_Requirement_.
Below are some records; copy them word for word and drop the pictures.

Items listed in a dataset:
*-*-*

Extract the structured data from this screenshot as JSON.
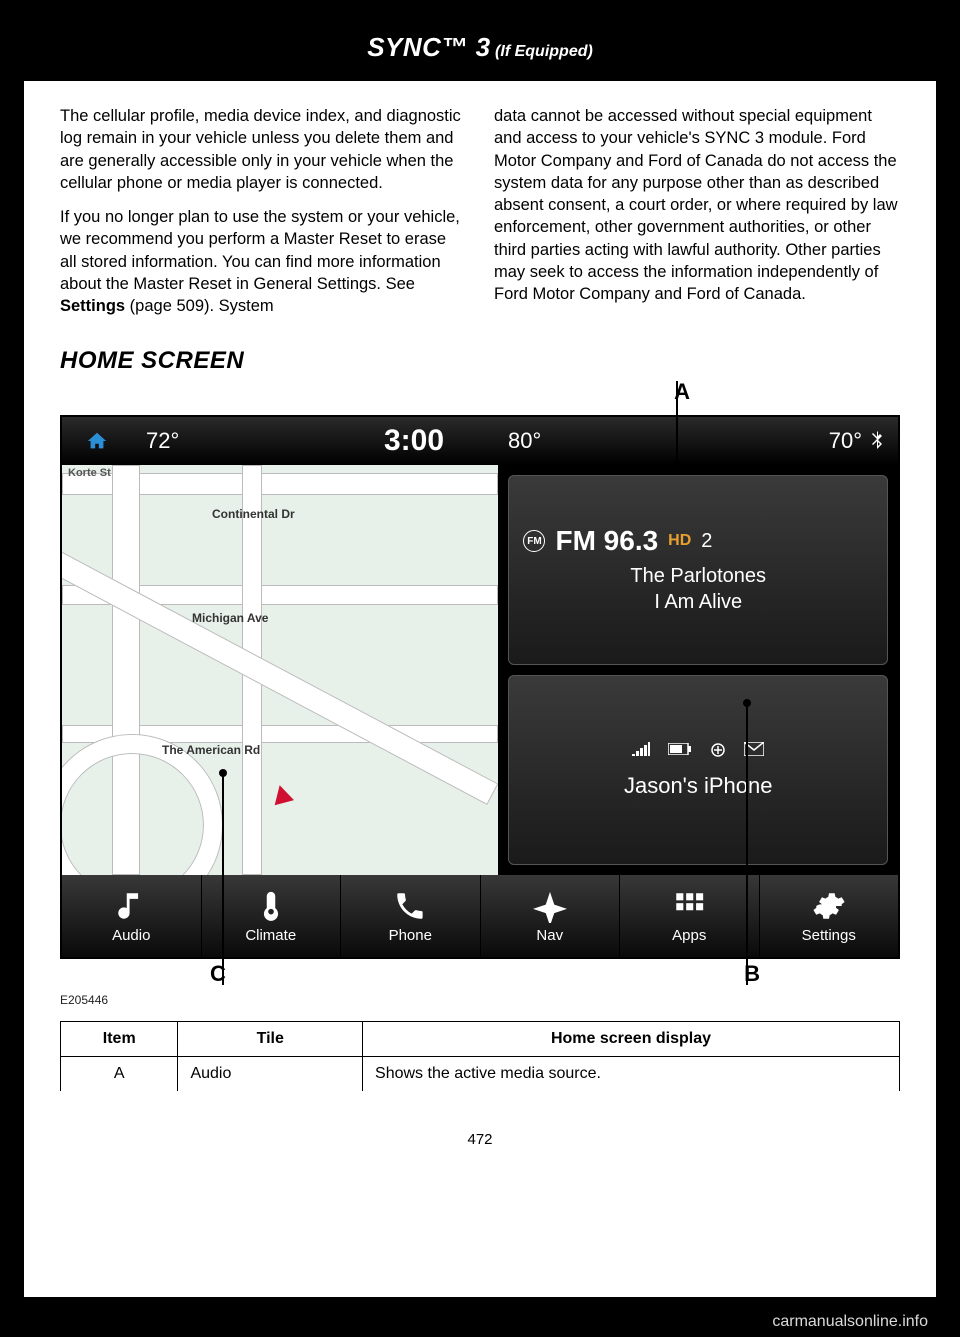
{
  "header": {
    "title": "SYNC™ 3",
    "subtitle": " (If Equipped)"
  },
  "body": {
    "col1_p1": "The cellular profile, media device index, and diagnostic log remain in your vehicle unless you delete them and are generally accessible only in your vehicle when the cellular phone or media player is connected.",
    "col1_p2_a": "If you no longer plan to use the system or your vehicle, we recommend you perform a Master Reset to erase all stored information. You can find more information about the Master Reset in General Settings.  See ",
    "col1_p2_bold": "Settings",
    "col1_p2_b": " (page 509).  System",
    "col2_p1": "data cannot be accessed without special equipment and access to your vehicle's SYNC 3 module. Ford Motor Company and Ford of Canada do not access the system data for any purpose other than as described absent consent, a court order, or where required by law enforcement, other government authorities, or other third parties acting with lawful authority. Other parties may seek to access the information independently of Ford Motor Company and Ford of Canada."
  },
  "section_heading": "HOME SCREEN",
  "callouts": {
    "a": "A",
    "b": "B",
    "c": "C"
  },
  "screen": {
    "temp_left": "72°",
    "clock": "3:00",
    "temp_mid": "80°",
    "temp_right": "70°",
    "roads": {
      "korte": "Korte St",
      "continental": "Continental Dr",
      "michigan": "Michigan Ave",
      "american": "The American Rd"
    },
    "audio": {
      "fm_label": "FM",
      "station": "FM 96.3",
      "hd": "HD",
      "hd_num": "2",
      "artist": "The Parlotones",
      "track": "I Am Alive"
    },
    "phone": {
      "name": "Jason's iPhone"
    },
    "nav": {
      "audio": "Audio",
      "climate": "Climate",
      "phone": "Phone",
      "nav": "Nav",
      "apps": "Apps",
      "settings": "Settings"
    }
  },
  "figure_id": "E205446",
  "table": {
    "h1": "Item",
    "h2": "Tile",
    "h3": "Home screen display",
    "r1c1": "A",
    "r1c2": "Audio",
    "r1c3": "Shows the active media source."
  },
  "page_number": "472",
  "watermark": "carmanualsonline.info"
}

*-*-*

_Exercise solution_.
Extract the structured data from this screenshot as JSON.
{
  "header": {
    "title": "SYNC™ 3",
    "subtitle": " (If Equipped)"
  },
  "body": {
    "col1_p1": "The cellular profile, media device index, and diagnostic log remain in your vehicle unless you delete them and are generally accessible only in your vehicle when the cellular phone or media player is connected.",
    "col1_p2_a": "If you no longer plan to use the system or your vehicle, we recommend you perform a Master Reset to erase all stored information. You can find more information about the Master Reset in General Settings.  See ",
    "col1_p2_bold": "Settings",
    "col1_p2_b": " (page 509).  System",
    "col2_p1": "data cannot be accessed without special equipment and access to your vehicle's SYNC 3 module. Ford Motor Company and Ford of Canada do not access the system data for any purpose other than as described absent consent, a court order, or where required by law enforcement, other government authorities, or other third parties acting with lawful authority. Other parties may seek to access the information independently of Ford Motor Company and Ford of Canada."
  },
  "section_heading": "HOME SCREEN",
  "callouts": {
    "a": "A",
    "b": "B",
    "c": "C"
  },
  "screen": {
    "temp_left": "72°",
    "clock": "3:00",
    "temp_mid": "80°",
    "temp_right": "70°",
    "roads": {
      "korte": "Korte St",
      "continental": "Continental Dr",
      "michigan": "Michigan Ave",
      "american": "The American Rd"
    },
    "audio": {
      "fm_label": "FM",
      "station": "FM 96.3",
      "hd": "HD",
      "hd_num": "2",
      "artist": "The Parlotones",
      "track": "I Am Alive"
    },
    "phone": {
      "name": "Jason's iPhone"
    },
    "nav": {
      "audio": "Audio",
      "climate": "Climate",
      "phone": "Phone",
      "nav": "Nav",
      "apps": "Apps",
      "settings": "Settings"
    }
  },
  "figure_id": "E205446",
  "table": {
    "h1": "Item",
    "h2": "Tile",
    "h3": "Home screen display",
    "r1c1": "A",
    "r1c2": "Audio",
    "r1c3": "Shows the active media source."
  },
  "page_number": "472",
  "watermark": "carmanualsonline.info"
}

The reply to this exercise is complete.